Fourth, the term “invitation”(1) is not appropriate as almost forced marketing seems the new motto. E.g. editors just rejected my correspondences questioning the ethic of a “mass media campaign“ for the Australian program (Journal of Medical Screening) and, the delivery of Faecal Immunochemical Test to individuals coming “in community pharmacies of Switzerland” (International Journal of Clinical Pharmacy). In France, no national agencies (Haute Autorité de Santé, the Heatlhcare watchdog; National Cancer Institute,; Public Heath France) has been accepting to provide adequate leaflets for informed consents despite enduring calls, even from NGOs.(7) Common-sense pictographs using absolute numbers (with a consistent denominator, such as /1000 screened), time frames and visuals employing the same scale for information on gains and losses of the options, change and improve decision-making.(7) The small kingdom of Belgium implemented them as soon as 2013. Presently, it is Pink October and in my university hospital, as in many other places in France, there are posters everywhere proposing mammography without appointment. How many healthy women will benefit of the 4 steps method before a mammography? a) Trigger, indicating that all options are acceptable; b) Administer the information (as above); c) Promote active participation of the patient by the expression of his or her values; and d) Analyze if the patient is comfortable with the decision by rephrasing.(8)

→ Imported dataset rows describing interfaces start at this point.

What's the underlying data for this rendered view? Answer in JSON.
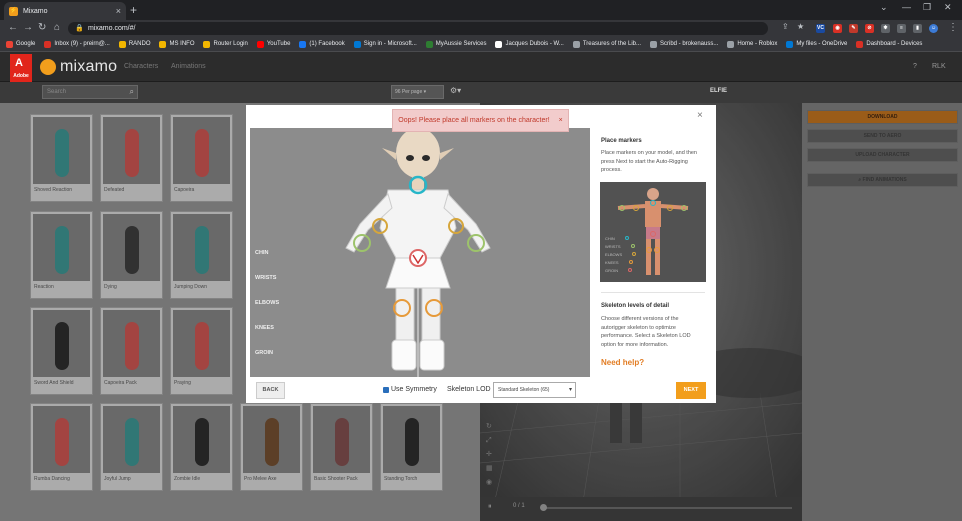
{
  "browser": {
    "tab_title": "Mixamo",
    "url": "mixamo.com/#/",
    "bookmarks": [
      {
        "label": "Google",
        "color": "#ea4335"
      },
      {
        "label": "Inbox (9) - preirn@...",
        "color": "#d93025"
      },
      {
        "label": "RANDO",
        "color": "#f2b600"
      },
      {
        "label": "MS INFO",
        "color": "#f2b600"
      },
      {
        "label": "Router Login",
        "color": "#f2b600"
      },
      {
        "label": "YouTube",
        "color": "#ff0000"
      },
      {
        "label": "(1) Facebook",
        "color": "#1877f2"
      },
      {
        "label": "Sign in - Microsoft...",
        "color": "#0078d4"
      },
      {
        "label": "MyAussie Services",
        "color": "#2e7d32"
      },
      {
        "label": "Jacques Dubois - W...",
        "color": "#ffffff"
      },
      {
        "label": "Treasures of the Lib...",
        "color": "#9aa0a6"
      },
      {
        "label": "Scribd - brokenauss...",
        "color": "#9aa0a6"
      },
      {
        "label": "Home - Roblox",
        "color": "#9aa0a6"
      },
      {
        "label": "My files - OneDrive",
        "color": "#0078d4"
      },
      {
        "label": "Dashboard - Devices",
        "color": "#d93025"
      }
    ]
  },
  "header": {
    "adobe": "Adobe",
    "title": "mixamo",
    "nav": [
      "Characters",
      "Animations"
    ],
    "user": "RLK"
  },
  "toolbar": {
    "search_placeholder": "Search",
    "per_page": "96 Per page",
    "character_name": "ELFIE"
  },
  "cards": [
    {
      "label": "Shoved Reaction",
      "color": "#3a8c8a"
    },
    {
      "label": "Defeated",
      "color": "#c0504d"
    },
    {
      "label": "Capoeira",
      "color": "#c0504d"
    },
    {
      "label": "Reaction",
      "color": "#3a8c8a"
    },
    {
      "label": "Dying",
      "color": "#3a3a3a"
    },
    {
      "label": "Jumping Down",
      "color": "#3a8c8a"
    },
    {
      "label": "Sword And Shield",
      "color": "#2b2b2b"
    },
    {
      "label": "Capoeira Pack",
      "color": "#c0504d"
    },
    {
      "label": "Praying",
      "color": "#c0504d"
    },
    {
      "label": "Rumba Dancing",
      "color": "#c0504d"
    },
    {
      "label": "Joyful Jump",
      "color": "#3a8c8a"
    },
    {
      "label": "Zombie Idle",
      "color": "#2b2b2b"
    },
    {
      "label": "Pro Melee Axe",
      "color": "#6d4a2e"
    },
    {
      "label": "Basic Shooter Pack",
      "color": "#7a4a4a"
    },
    {
      "label": "Standing Torch",
      "color": "#2b2b2b"
    }
  ],
  "right_panel": {
    "download": "DOWNLOAD",
    "send_to_aero": "SEND TO AERO",
    "upload": "UPLOAD CHARACTER",
    "find": "FIND ANIMATIONS"
  },
  "viewport": {
    "frame": "0 / 1"
  },
  "modal": {
    "toast": "Oops! Please place all markers on the character!",
    "marker_labels": [
      "CHIN",
      "WRISTS",
      "ELBOWS",
      "KNEES",
      "GROIN"
    ],
    "place_title": "Place markers",
    "place_text": "Place markers on your model, and then press Next to start the Auto-Rigging process.",
    "preview_labels": [
      "CHIN",
      "WRISTS",
      "ELBOWS",
      "KNEES",
      "GROIN"
    ],
    "lod_title": "Skeleton levels of detail",
    "lod_text": "Choose different versions of the autorigger skeleton to optimize performance. Select a Skeleton LOD option for more information.",
    "need_help": "Need help?",
    "back": "BACK",
    "use_symmetry": "Use Symmetry",
    "lod_label": "Skeleton LOD",
    "lod_value": "Standard Skeleton (65)",
    "next": "NEXT"
  }
}
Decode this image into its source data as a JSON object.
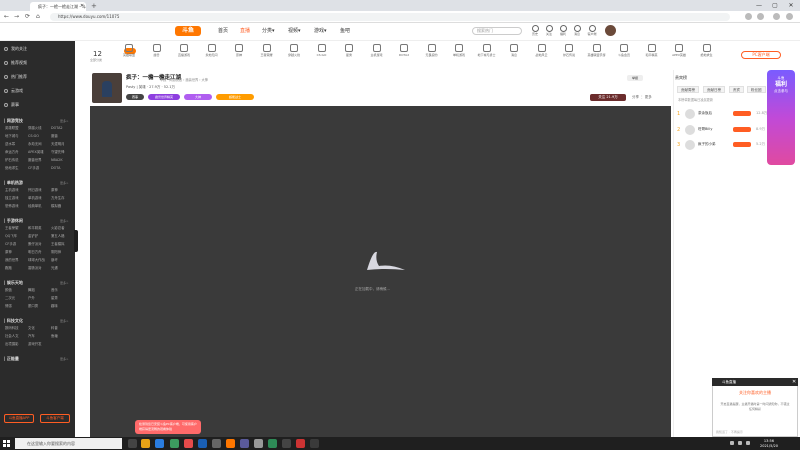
{
  "browser": {
    "tab_title": "疯子：一檐一檐走江湖 - 斗鱼直播",
    "new_tab_label": "+",
    "url": "https://www.douyu.com/11075",
    "window_controls": [
      "—",
      "▢",
      "✕"
    ],
    "nav": [
      "←",
      "→",
      "⟳",
      "⌂"
    ]
  },
  "header": {
    "logo": "斗鱼",
    "nav": [
      {
        "label": "首页",
        "active": false
      },
      {
        "label": "直播",
        "active": true
      },
      {
        "label": "分类▾",
        "active": false
      },
      {
        "label": "视频▾",
        "active": false
      },
      {
        "label": "游戏▾",
        "active": false
      },
      {
        "label": "鱼吧",
        "active": false
      }
    ],
    "search_placeholder": "搜索热门",
    "icons": [
      {
        "icon": "history-icon",
        "label": "历史"
      },
      {
        "icon": "follow-icon",
        "label": "关注"
      },
      {
        "icon": "gift-icon",
        "label": "福利"
      },
      {
        "icon": "message-icon",
        "label": "消息"
      },
      {
        "icon": "download-icon",
        "label": "客户端"
      },
      {
        "icon": "upload-icon",
        "label": "创作中心"
      }
    ]
  },
  "sidebar": {
    "top": [
      "我的关注",
      "推荐视频",
      "热门推荐",
      "云游戏",
      "赛事"
    ],
    "sections": [
      {
        "title": "网游竞技",
        "more": "更多>",
        "items": [
          "英雄联盟",
          "穿越火线",
          "DOTA2",
          "地下城与",
          "CS:GO",
          "魔兽",
          "逆水寒",
          "永劫无间",
          "天涯明月",
          "命运方舟",
          "APEX英雄",
          "守望先锋",
          "炉石传说",
          "魔兽世界",
          "NBA2K",
          "绝地求生",
          "CF手游",
          "DOTA"
        ]
      },
      {
        "title": "单机热游",
        "more": "更多>",
        "items": [
          "主机游戏",
          "怀旧游戏",
          "原神",
          "独立游戏",
          "单机游戏",
          "方舟生存",
          "恐怖游戏",
          "经典单机",
          "模拟器"
        ]
      },
      {
        "title": "手游休闲",
        "more": "更多>",
        "items": [
          "王者荣耀",
          "和平精英",
          "火影忍者",
          "QQ飞车",
          "金铲铲",
          "第五人格",
          "CF手游",
          "蛋仔派对",
          "王者模拟",
          "原神",
          "明日方舟",
          "阴阳师",
          "我的世界",
          "球球大作战",
          "崩坏",
          "跑跑",
          "香肠派对",
          "光遇"
        ]
      },
      {
        "title": "娱乐天地",
        "more": "更多>",
        "items": [
          "颜值",
          "舞蹈",
          "音乐",
          "二次元",
          "户外",
          "星秀",
          "情感",
          "脱口秀",
          "趣味"
        ]
      },
      {
        "title": "科技文化",
        "more": "更多>",
        "items": [
          "数码科技",
          "文化",
          "科普",
          "社会人文",
          "汽车",
          "鱼塘",
          "出境摄影",
          "游戏开发"
        ]
      },
      {
        "title": "正能量",
        "more": "更多>",
        "items": []
      }
    ],
    "buttons": [
      "斗鱼直播APP",
      "斗鱼客户端"
    ]
  },
  "categories": {
    "count_num": "12",
    "count_label": "全部分类",
    "items": [
      "英雄联盟",
      "魔兽",
      "直播游戏",
      "永劫无间",
      "原神",
      "王者荣耀",
      "穿越火线",
      "CS:GO",
      "星秀",
      "主机游戏",
      "DOTA2",
      "无畏契约",
      "单机游戏",
      "地下城与勇士",
      "消息",
      "战地风云",
      "炉石传说",
      "英雄联盟手游",
      "斗鱼会员",
      "和平精英",
      "APEX英雄",
      "绝地求生"
    ],
    "pc_app": "PC客户端"
  },
  "room": {
    "title": "疯子：一檐一檐走江湖",
    "meta": "举报 · 网游竞技 › 魔兽世界 › 大神",
    "anchor": "Pasty | 英雄 · 27.9万 · 52.1万",
    "tags": [
      "赛事",
      "魔兽世界精英",
      "大神",
      "超能战士"
    ],
    "report": "举报",
    "follow": "关注 21.9万",
    "share": "分享 ⋮ 更多"
  },
  "player": {
    "loading_text": "正在加载中，请稍候..."
  },
  "chat": {
    "heading": "贵宾榜",
    "tabs": [
      "贡献周榜",
      "贡献日榜",
      "贵宾",
      "粉丝团"
    ],
    "notice": "本榜单数据每日凌晨更新",
    "fans": [
      {
        "rank": "1",
        "name": "茶余饭后",
        "value": "12.8万"
      },
      {
        "rank": "2",
        "name": "旺哥Billy",
        "value": "8.9万"
      },
      {
        "rank": "3",
        "name": "疯子的小弟",
        "value": "5.2万"
      }
    ]
  },
  "promo": {
    "line1": "斗鱼",
    "line2": "福利",
    "line3": "点击参与"
  },
  "popup": {
    "header": "斗鱼直播",
    "title": "关注你喜欢的主播",
    "body": "开启直播提醒，主播开播时第一时间通知你，不错过任何精彩",
    "footer": "我知道了 · 不再提示"
  },
  "toast": {
    "text": "检测到您已安装斗鱼PC客户端，可使用客户端获得更流畅的观看体验"
  },
  "taskbar": {
    "search_placeholder": "在这里输入你要搜索的内容",
    "time": "13:56",
    "date": "2021/5/20"
  }
}
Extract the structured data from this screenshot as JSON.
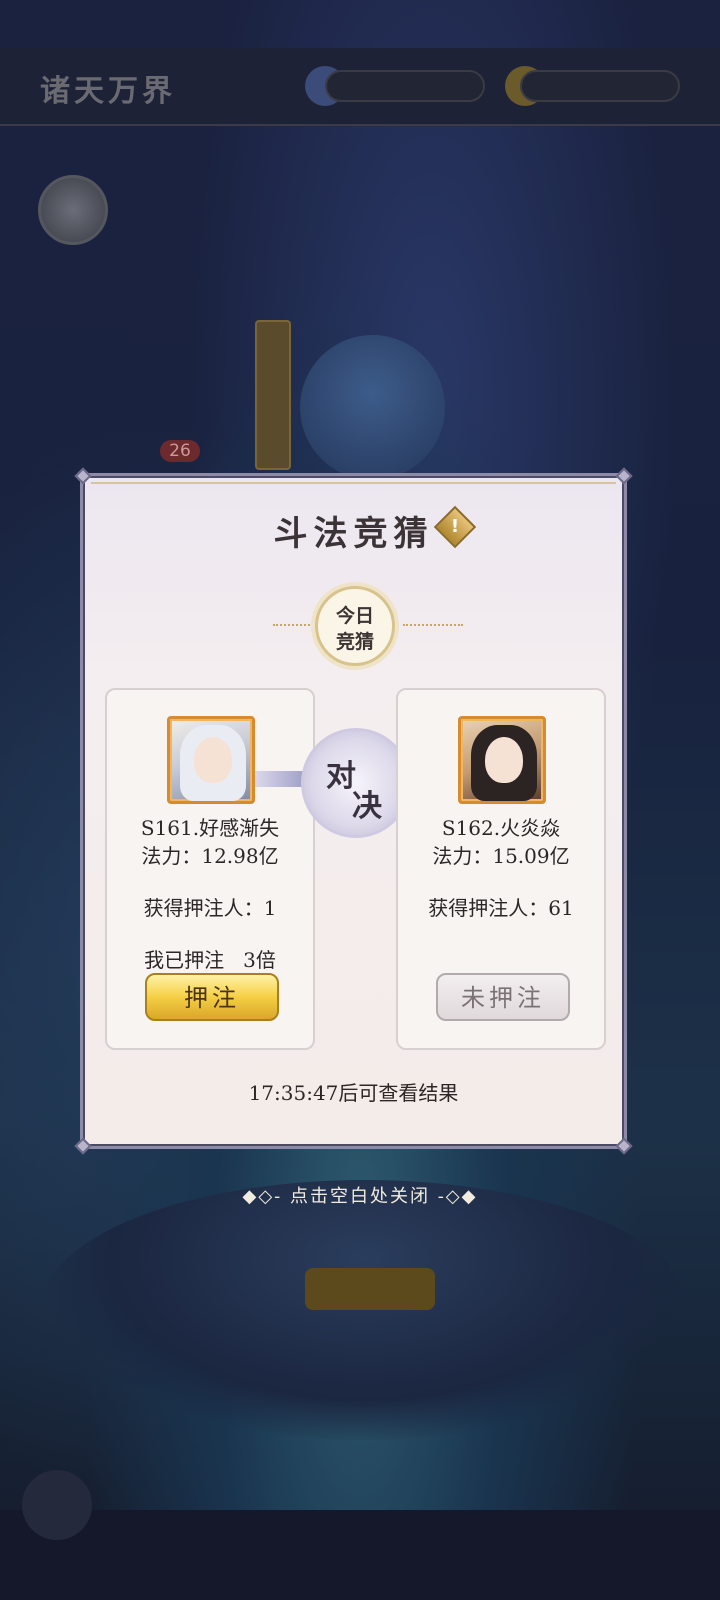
{
  "background": {
    "badge_count": "26"
  },
  "dialog": {
    "title": "斗法竞猜",
    "today_badge": [
      "今日",
      "竞猜"
    ],
    "vs_text": [
      "对",
      "决"
    ],
    "left": {
      "name": "S161.好感渐失",
      "power": "法力：12.98亿",
      "bettors": "获得押注人：1",
      "my_bet": "我已押注   3倍",
      "button_label": "押注",
      "button_state": "active"
    },
    "right": {
      "name": "S162.火炎焱",
      "power": "法力：15.09亿",
      "bettors": "获得押注人：61",
      "button_label": "未押注",
      "button_state": "disabled"
    },
    "result_time": "17:35:47后可查看结果"
  },
  "close_hint": "◆◇- 点击空白处关闭 -◇◆",
  "colors": {
    "accent_gold": "#f5cf45",
    "portrait_frame": "#d88a2e",
    "dialog_bg": "#f3ece8"
  }
}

The main agents causing cancer are clinically obvious (tobacco, alcohol, processed foods promoting obesity) and do not need screening for adequate care. The host-reservoir is the industry. The vector for transmission is a brilliant, but devastating, social marketing which has almost a free ride. Risk based screening may be only window dressing when facing “Commercially Communicable Diseases”, the epidemics of the modern times.
1 Autier P. Personalised and risk based cancer screening. A radical shift that prioritises informed choice over maximising uptake. BMJ 2019;367:l5558.
2 Rose G. The strategy of preventive medicine. Oxford: Oxford University, 1992.
3 Katki HA, Cheung LC, Landy R. Basing eligibility for lung cancer screening on individualized risk calculators should save more lives, but life-expectancy matters. J Natl Cancer Inst 2019. Online Sep 30. doi: 10.1093/jnci/djz165.
4 Kelly DM, Estaquio C, Léon C, Arwidson P, Nabi H. Temporal trend in socioeconomic inequalities in the uptake of cancer screening programmes in France between 2005 and 2010: results from the Cancer Barometer surveys. BMJ Open 2017;7:e016941.
5 Brenner H, Altenhofen L, Hoffmeister M. Sex, age, and birth cohort effects in colorectal neoplasms: a cohort analysis. Ann Intern Med 2010;152:697-703.
6 Rochman S. Cancer screening in older adults: risks and benefits. J Natl Cancer Inst 2014;106:dju414.
7 Braillon A, Nicot P, Bour C. Principles for screening: Too few concerns for informed consent and shared decision-making? CMAJ 2018;190:E1115.
8 Braillon A, Bewley S. Shared decision making for cancer screening: visual tools plus a 4 steps method. JAMA Intern Med 2015;175:1862.
Competing interests: No competing interests